» **BRIEF**:
All lines holding the word "modified" should be located in the records and copied.

DATA TO PROCESS Block Start

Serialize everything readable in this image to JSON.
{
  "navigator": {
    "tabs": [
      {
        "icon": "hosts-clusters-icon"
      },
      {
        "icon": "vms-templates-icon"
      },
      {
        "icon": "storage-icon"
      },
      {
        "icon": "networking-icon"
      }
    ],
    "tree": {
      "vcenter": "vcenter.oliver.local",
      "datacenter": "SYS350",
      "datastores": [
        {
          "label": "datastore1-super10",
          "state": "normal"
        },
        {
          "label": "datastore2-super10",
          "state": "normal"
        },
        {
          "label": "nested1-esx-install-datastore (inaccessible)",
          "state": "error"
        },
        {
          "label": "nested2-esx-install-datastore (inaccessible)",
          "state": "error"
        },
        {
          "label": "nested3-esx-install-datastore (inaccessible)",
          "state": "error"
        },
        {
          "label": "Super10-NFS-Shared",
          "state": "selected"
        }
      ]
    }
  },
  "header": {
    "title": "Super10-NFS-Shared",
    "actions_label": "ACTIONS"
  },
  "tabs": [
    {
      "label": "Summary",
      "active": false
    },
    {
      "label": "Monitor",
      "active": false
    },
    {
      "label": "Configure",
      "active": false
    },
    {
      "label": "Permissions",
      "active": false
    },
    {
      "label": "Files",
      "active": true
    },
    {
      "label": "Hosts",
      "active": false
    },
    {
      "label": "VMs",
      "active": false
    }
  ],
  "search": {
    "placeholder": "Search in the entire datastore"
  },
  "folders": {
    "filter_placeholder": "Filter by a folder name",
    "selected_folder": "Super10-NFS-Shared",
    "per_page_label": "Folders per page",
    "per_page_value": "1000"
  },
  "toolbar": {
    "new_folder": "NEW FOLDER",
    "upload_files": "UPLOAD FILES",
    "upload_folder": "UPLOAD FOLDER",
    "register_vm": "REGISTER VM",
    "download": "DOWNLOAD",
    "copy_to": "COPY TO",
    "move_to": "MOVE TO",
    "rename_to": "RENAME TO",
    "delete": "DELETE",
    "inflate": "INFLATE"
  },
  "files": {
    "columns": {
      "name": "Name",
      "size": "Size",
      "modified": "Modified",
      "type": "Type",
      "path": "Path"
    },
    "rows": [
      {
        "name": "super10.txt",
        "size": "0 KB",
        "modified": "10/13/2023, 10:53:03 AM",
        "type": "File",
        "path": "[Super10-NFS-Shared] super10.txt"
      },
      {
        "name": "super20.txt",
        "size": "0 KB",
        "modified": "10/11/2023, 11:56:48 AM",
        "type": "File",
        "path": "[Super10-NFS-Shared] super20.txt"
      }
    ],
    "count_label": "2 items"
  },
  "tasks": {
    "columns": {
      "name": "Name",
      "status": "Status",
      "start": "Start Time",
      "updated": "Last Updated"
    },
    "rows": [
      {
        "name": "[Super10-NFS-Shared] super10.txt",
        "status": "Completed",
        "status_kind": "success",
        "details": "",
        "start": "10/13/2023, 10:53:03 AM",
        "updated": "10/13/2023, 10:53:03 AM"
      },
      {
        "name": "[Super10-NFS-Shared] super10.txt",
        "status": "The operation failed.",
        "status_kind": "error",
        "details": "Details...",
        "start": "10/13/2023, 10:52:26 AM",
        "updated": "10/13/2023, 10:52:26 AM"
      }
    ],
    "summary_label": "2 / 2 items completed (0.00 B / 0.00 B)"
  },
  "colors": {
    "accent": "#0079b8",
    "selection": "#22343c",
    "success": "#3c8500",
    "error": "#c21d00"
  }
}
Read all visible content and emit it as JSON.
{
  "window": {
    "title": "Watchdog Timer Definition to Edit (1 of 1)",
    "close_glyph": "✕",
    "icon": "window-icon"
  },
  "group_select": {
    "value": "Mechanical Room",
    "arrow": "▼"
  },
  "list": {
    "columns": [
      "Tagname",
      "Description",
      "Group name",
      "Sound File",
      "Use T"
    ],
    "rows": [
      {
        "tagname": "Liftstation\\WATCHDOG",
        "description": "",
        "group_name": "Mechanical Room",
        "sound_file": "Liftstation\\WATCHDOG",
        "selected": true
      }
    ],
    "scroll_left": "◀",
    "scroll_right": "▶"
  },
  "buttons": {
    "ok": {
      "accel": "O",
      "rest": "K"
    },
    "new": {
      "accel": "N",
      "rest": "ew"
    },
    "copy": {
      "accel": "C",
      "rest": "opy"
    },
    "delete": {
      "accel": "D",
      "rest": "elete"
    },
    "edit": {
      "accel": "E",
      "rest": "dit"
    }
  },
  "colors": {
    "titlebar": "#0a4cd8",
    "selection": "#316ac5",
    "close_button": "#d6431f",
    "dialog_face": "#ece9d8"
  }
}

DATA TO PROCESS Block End

» **RESPONSE FOR THIS EXERCISE**:
      "modified": "Modified",
        "modified": "10/13/2023, 10:53:03 AM",
        "modified": "10/11/2023, 11:56:48 AM",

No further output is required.